A thousand angels watch'd him sleep
(His slumbers, ah, were ever deep)
And she, with gazing eyes as they
Approaching softly where he lay
Did ever silent keep
She touch’d his cold and pallor’d clay
And wept (her weary tears were gray)
And as she stood there sad and bleak
She bent to kiss his lifeless cheek
And curs’d the light of day
Of the Poem (Inspiration):
The inspiration for the poem above came from a short, albeit quite shocking, poem I read some two to three years ago called, Another (Here a Pretty Baby Lies). It was written by a 17th century Cavalier poet, Robert Herrick (a poet that I hadn’t really studied much until recently).
Here it is in its entirety is as follows:
Here a pretty baby lies
Sung asleep with lullabies:
Pray be silent and not stir
Th' easy earth that covers her.
In the first three lines of his poem one imagines a baby asleep in a crib; but then, shockingly, one comes to realize that the poem speaks of the burial of a child. In my poem 'sleep' as symbolic of death isn’t openly articulated until the second stanza (much like the fourth line in Herrick’s piece).

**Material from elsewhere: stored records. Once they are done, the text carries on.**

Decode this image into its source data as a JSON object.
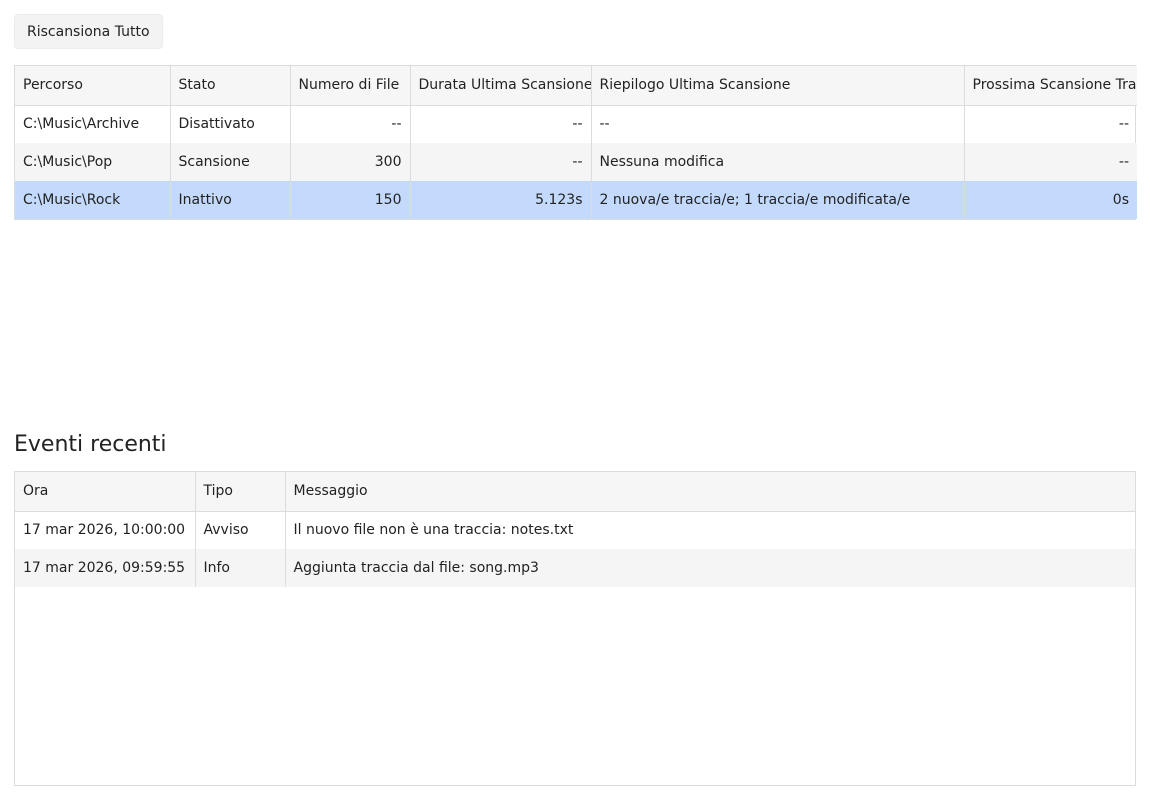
{
  "toolbar": {
    "rescan_all_label": "Riscansiona Tutto"
  },
  "sources": {
    "columns": [
      "Percorso",
      "Stato",
      "Numero di File",
      "Durata Ultima Scansione",
      "Riepilogo Ultima Scansione",
      "Prossima Scansione Tra"
    ],
    "rows": [
      {
        "path": "C:\\Music\\Archive",
        "status": "Disattivato",
        "file_count": "--",
        "last_duration": "--",
        "last_summary": "--",
        "next_scan": "--",
        "selected": false
      },
      {
        "path": "C:\\Music\\Pop",
        "status": "Scansione",
        "file_count": "300",
        "last_duration": "--",
        "last_summary": "Nessuna modifica",
        "next_scan": "--",
        "selected": false
      },
      {
        "path": "C:\\Music\\Rock",
        "status": "Inattivo",
        "file_count": "150",
        "last_duration": "5.123s",
        "last_summary": "2 nuova/e traccia/e; 1 traccia/e modificata/e",
        "next_scan": "0s",
        "selected": true
      }
    ]
  },
  "events": {
    "title": "Eventi recenti",
    "columns": [
      "Ora",
      "Tipo",
      "Messaggio"
    ],
    "rows": [
      {
        "time": "17 mar 2026, 10:00:00",
        "type": "Avviso",
        "message": "Il nuovo file non è una traccia: notes.txt"
      },
      {
        "time": "17 mar 2026, 09:59:55",
        "type": "Info",
        "message": "Aggiunta traccia dal file: song.mp3"
      }
    ]
  },
  "colors": {
    "selected_row": "#c4dafc",
    "header_bg": "#f6f6f7",
    "alt_row": "#f5f5f5",
    "border": "#dcdcdc"
  }
}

Anyhow, although Herrick's poem is much more intense, I'm utterly satisfied with the finished work. Hope you are as well ...